* What is needed
Examine each line of the data. Copy the line if it includes the word "Access".

* Records shown
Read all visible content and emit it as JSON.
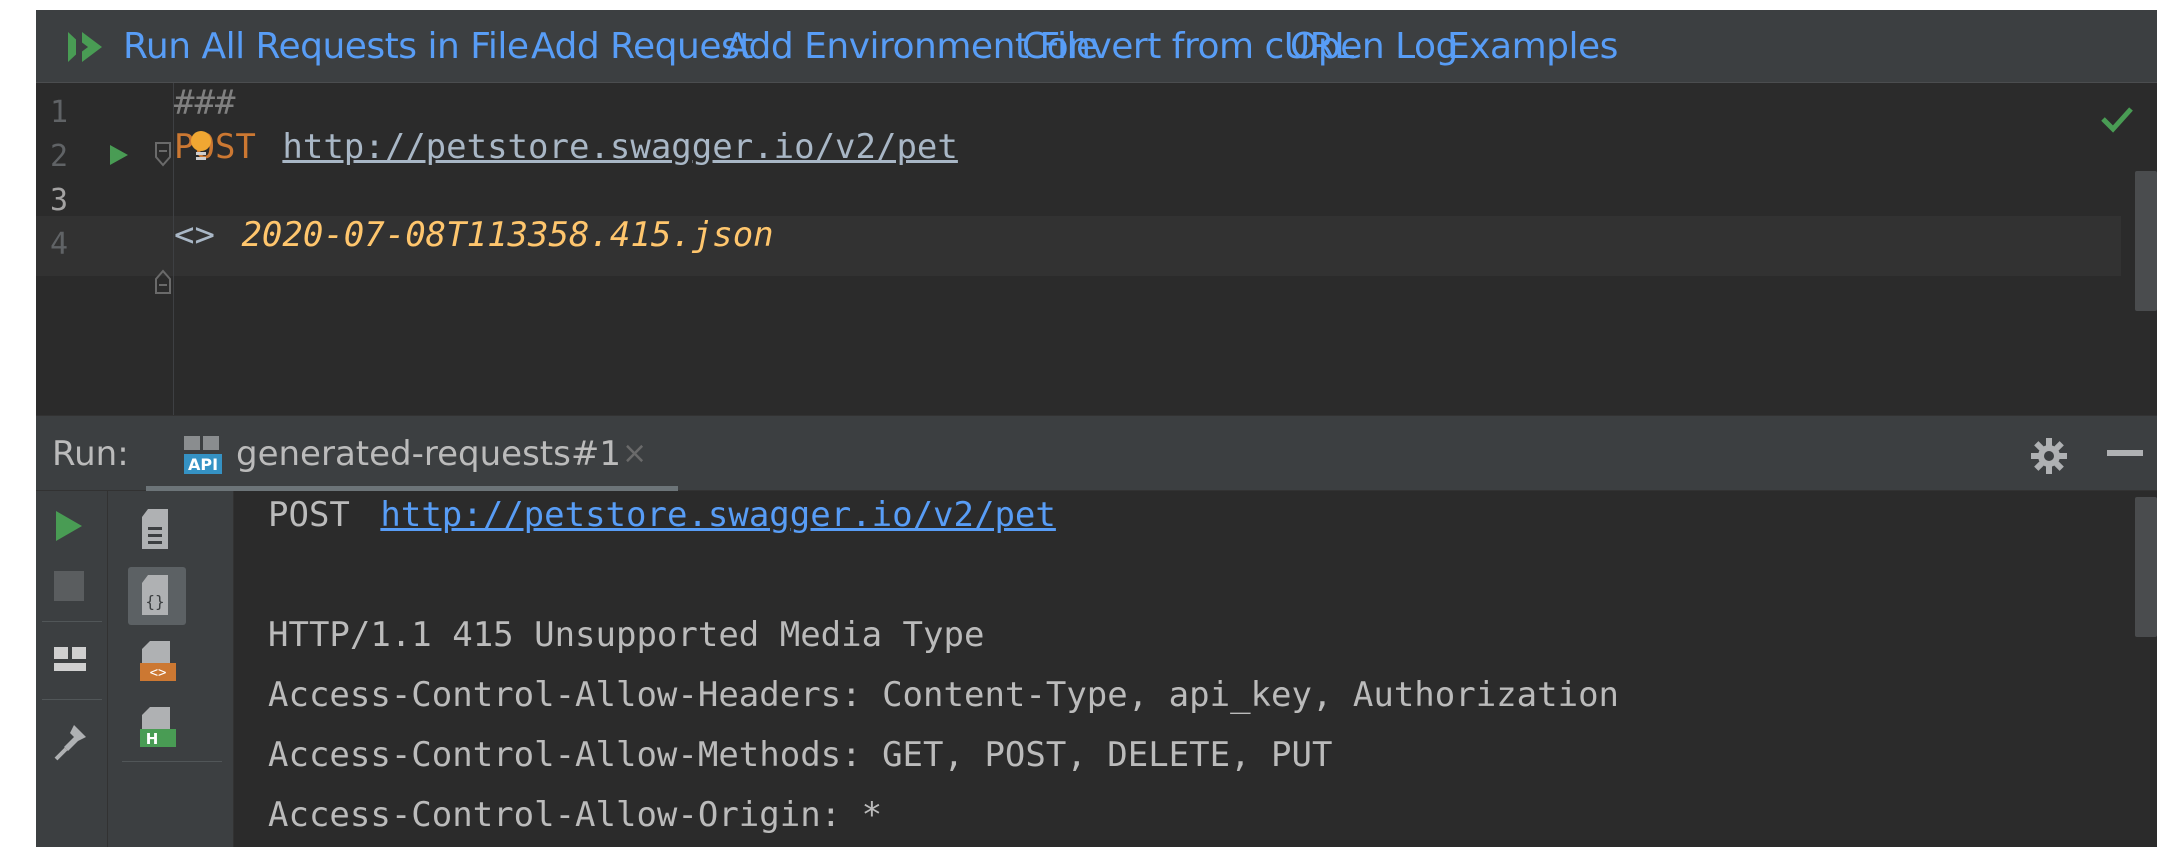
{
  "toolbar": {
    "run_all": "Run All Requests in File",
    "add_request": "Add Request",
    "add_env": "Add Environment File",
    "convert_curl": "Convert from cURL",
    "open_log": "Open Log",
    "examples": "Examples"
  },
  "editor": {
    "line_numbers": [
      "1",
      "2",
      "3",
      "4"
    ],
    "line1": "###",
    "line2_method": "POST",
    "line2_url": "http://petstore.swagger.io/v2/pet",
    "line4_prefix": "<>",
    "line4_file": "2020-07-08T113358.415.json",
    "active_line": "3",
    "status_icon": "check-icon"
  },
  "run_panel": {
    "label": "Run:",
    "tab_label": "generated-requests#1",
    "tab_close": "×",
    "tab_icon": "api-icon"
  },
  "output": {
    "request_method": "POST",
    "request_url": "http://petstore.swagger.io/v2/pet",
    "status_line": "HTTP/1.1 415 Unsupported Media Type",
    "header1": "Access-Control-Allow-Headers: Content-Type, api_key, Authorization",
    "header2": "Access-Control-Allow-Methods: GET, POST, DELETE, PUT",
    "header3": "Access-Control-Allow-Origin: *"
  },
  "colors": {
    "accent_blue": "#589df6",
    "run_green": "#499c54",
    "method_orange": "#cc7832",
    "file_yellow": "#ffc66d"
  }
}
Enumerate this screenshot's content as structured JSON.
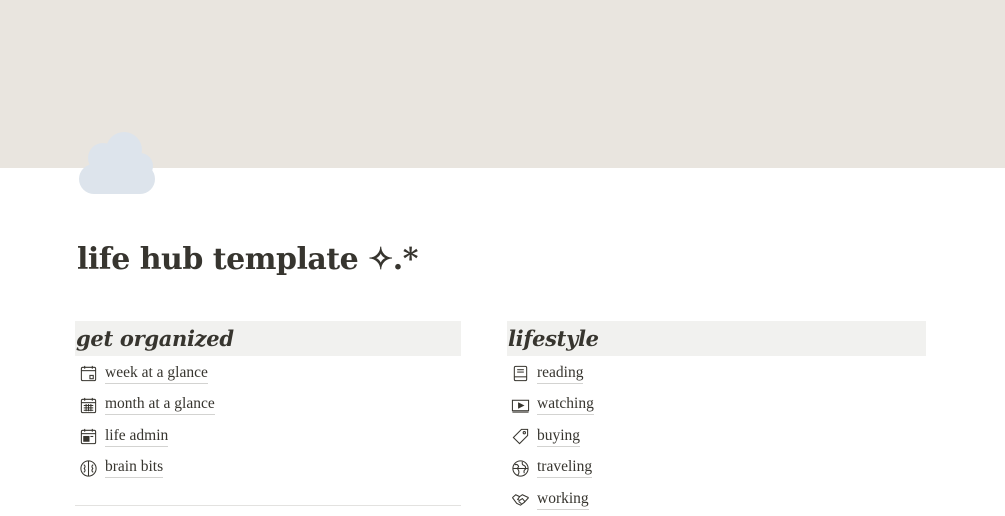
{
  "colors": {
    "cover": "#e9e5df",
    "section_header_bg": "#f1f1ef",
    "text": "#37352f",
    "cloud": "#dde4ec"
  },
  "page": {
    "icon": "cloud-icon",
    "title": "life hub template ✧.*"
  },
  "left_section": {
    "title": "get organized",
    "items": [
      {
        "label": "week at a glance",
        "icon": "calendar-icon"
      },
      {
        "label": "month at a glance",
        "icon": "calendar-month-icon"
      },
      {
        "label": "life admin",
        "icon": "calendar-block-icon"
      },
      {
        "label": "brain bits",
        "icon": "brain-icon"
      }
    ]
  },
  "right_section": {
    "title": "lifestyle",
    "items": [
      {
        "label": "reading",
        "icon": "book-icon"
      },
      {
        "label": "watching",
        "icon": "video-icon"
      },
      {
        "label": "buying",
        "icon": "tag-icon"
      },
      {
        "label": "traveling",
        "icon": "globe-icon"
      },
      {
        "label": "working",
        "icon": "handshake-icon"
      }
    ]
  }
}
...
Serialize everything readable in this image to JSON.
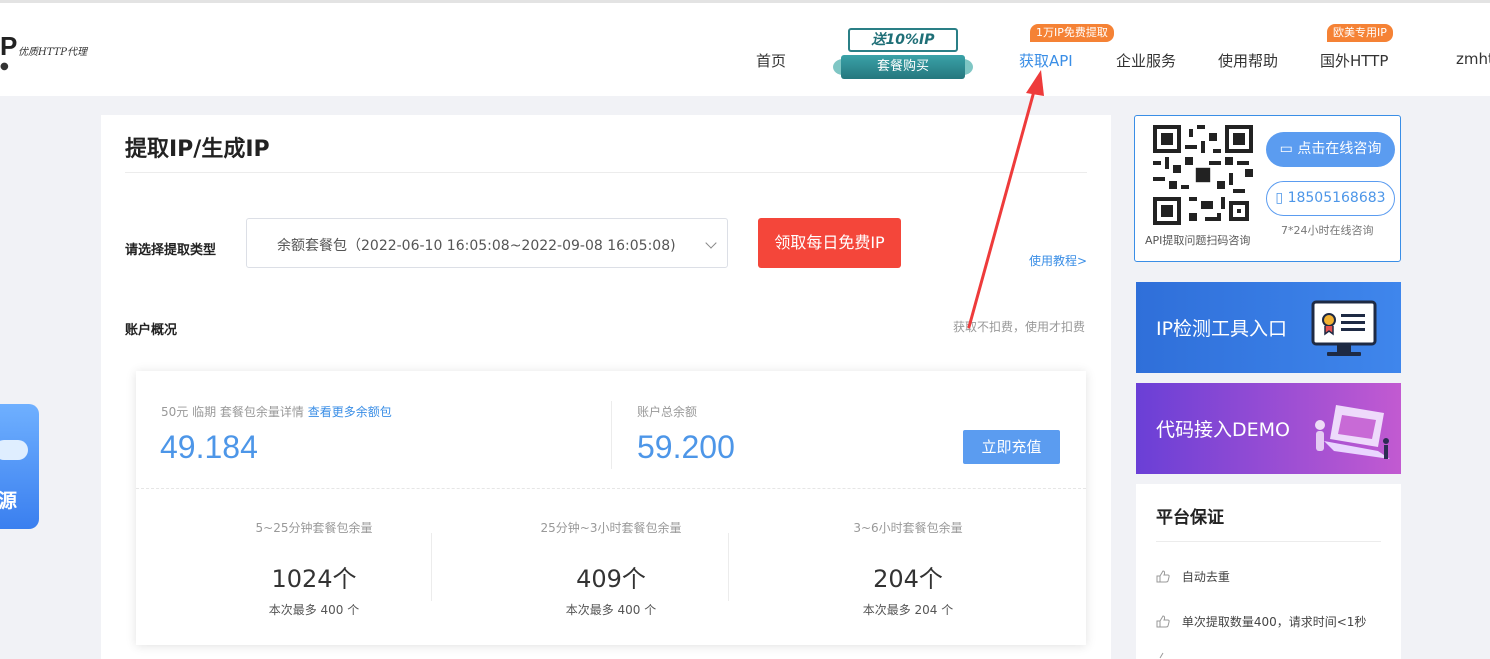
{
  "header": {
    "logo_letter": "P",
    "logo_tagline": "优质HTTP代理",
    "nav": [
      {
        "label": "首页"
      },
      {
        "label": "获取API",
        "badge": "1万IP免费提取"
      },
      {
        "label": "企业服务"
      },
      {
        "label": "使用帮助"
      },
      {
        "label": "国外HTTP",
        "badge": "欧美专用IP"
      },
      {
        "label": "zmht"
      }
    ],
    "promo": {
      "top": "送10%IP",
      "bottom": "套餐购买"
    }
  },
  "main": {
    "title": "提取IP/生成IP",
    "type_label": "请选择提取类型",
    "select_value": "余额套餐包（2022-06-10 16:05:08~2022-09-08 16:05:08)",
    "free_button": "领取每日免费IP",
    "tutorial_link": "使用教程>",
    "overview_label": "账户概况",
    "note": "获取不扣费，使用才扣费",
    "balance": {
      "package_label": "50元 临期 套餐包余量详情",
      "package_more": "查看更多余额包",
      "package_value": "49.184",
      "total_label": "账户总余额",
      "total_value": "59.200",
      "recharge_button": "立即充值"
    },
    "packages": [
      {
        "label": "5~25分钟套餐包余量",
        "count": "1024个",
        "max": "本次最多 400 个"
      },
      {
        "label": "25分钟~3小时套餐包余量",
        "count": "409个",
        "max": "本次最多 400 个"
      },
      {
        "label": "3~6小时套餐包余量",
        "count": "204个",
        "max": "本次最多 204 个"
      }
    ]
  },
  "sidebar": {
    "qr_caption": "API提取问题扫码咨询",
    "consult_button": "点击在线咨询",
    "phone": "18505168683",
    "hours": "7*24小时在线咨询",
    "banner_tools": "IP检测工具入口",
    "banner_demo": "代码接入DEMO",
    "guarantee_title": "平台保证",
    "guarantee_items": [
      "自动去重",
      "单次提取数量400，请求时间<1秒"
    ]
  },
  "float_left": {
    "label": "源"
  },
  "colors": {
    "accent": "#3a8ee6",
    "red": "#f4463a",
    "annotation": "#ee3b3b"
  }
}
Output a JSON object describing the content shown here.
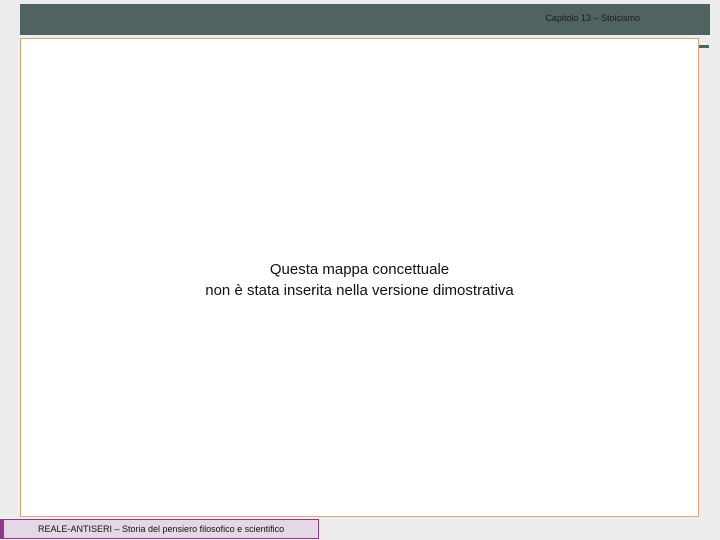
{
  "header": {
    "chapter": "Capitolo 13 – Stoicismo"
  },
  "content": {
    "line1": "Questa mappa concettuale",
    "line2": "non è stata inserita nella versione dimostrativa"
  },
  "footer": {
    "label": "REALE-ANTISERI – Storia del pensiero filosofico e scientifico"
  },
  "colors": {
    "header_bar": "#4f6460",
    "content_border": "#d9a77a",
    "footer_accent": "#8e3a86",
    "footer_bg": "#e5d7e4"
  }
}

* Result of this exercise
    "header1": "Access-Control-Allow-Headers: Content-Type, api_key, Authorization",
    "header2": "Access-Control-Allow-Methods: GET, POST, DELETE, PUT",
    "header3": "Access-Control-Allow-Origin: *"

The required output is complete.